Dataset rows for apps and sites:
==========
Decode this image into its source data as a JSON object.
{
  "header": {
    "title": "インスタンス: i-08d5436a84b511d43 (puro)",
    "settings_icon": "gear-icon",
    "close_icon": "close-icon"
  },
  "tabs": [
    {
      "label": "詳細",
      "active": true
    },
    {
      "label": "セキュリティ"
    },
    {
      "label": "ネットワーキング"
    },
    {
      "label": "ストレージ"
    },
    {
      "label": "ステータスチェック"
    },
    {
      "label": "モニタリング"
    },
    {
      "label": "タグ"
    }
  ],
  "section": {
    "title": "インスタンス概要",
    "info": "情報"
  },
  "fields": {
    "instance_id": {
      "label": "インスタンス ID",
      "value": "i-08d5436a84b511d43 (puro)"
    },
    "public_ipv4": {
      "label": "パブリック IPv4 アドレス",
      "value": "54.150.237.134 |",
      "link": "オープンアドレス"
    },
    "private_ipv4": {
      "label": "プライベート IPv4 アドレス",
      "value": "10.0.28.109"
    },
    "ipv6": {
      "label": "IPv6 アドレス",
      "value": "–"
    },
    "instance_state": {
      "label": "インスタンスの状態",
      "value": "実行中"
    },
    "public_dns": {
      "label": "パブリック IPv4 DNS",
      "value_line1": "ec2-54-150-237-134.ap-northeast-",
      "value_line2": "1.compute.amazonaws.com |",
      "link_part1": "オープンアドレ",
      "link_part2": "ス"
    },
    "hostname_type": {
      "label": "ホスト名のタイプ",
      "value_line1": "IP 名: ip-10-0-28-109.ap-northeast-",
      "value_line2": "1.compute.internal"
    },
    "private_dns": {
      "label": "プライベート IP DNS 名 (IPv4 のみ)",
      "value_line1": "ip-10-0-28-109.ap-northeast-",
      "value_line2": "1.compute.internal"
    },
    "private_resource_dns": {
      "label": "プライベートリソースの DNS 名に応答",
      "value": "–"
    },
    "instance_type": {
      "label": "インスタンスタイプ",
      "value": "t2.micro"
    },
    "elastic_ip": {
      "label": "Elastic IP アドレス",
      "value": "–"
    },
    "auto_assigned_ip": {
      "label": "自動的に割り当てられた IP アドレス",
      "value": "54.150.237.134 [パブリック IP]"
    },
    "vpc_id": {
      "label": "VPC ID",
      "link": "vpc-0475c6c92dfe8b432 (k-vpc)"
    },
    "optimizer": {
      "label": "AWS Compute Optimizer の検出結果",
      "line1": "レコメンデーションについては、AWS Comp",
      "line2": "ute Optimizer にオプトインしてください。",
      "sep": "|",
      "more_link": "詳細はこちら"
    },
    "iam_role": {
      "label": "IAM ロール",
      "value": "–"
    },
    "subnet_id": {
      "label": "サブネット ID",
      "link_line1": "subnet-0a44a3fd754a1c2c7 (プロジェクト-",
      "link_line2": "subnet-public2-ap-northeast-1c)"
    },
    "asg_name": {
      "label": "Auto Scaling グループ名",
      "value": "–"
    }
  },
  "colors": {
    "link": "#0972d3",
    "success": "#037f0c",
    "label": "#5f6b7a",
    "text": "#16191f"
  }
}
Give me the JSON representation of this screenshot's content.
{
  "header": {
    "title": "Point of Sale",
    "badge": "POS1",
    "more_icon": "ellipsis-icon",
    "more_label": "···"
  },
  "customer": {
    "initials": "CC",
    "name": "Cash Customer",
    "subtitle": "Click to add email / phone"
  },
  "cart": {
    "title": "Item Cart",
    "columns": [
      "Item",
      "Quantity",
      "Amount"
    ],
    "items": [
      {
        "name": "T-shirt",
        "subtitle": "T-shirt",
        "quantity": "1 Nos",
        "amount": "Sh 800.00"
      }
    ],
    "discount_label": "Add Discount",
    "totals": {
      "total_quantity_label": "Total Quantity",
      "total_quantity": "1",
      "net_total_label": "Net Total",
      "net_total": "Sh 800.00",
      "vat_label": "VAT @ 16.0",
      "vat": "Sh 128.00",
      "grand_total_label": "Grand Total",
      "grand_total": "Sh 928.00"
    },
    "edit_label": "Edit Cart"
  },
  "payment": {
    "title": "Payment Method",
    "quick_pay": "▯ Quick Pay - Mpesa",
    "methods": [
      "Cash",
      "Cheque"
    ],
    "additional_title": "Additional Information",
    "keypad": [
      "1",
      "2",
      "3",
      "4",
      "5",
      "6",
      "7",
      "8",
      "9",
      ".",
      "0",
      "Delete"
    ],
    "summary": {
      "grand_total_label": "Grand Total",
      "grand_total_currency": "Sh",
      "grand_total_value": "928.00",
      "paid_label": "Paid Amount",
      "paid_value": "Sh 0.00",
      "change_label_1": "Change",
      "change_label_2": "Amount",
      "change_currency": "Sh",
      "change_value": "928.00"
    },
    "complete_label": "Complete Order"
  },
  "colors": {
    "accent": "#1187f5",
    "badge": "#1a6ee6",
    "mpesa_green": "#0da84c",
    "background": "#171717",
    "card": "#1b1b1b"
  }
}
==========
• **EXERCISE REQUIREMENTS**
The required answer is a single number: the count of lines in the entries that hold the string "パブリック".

• **RESPONSE**
3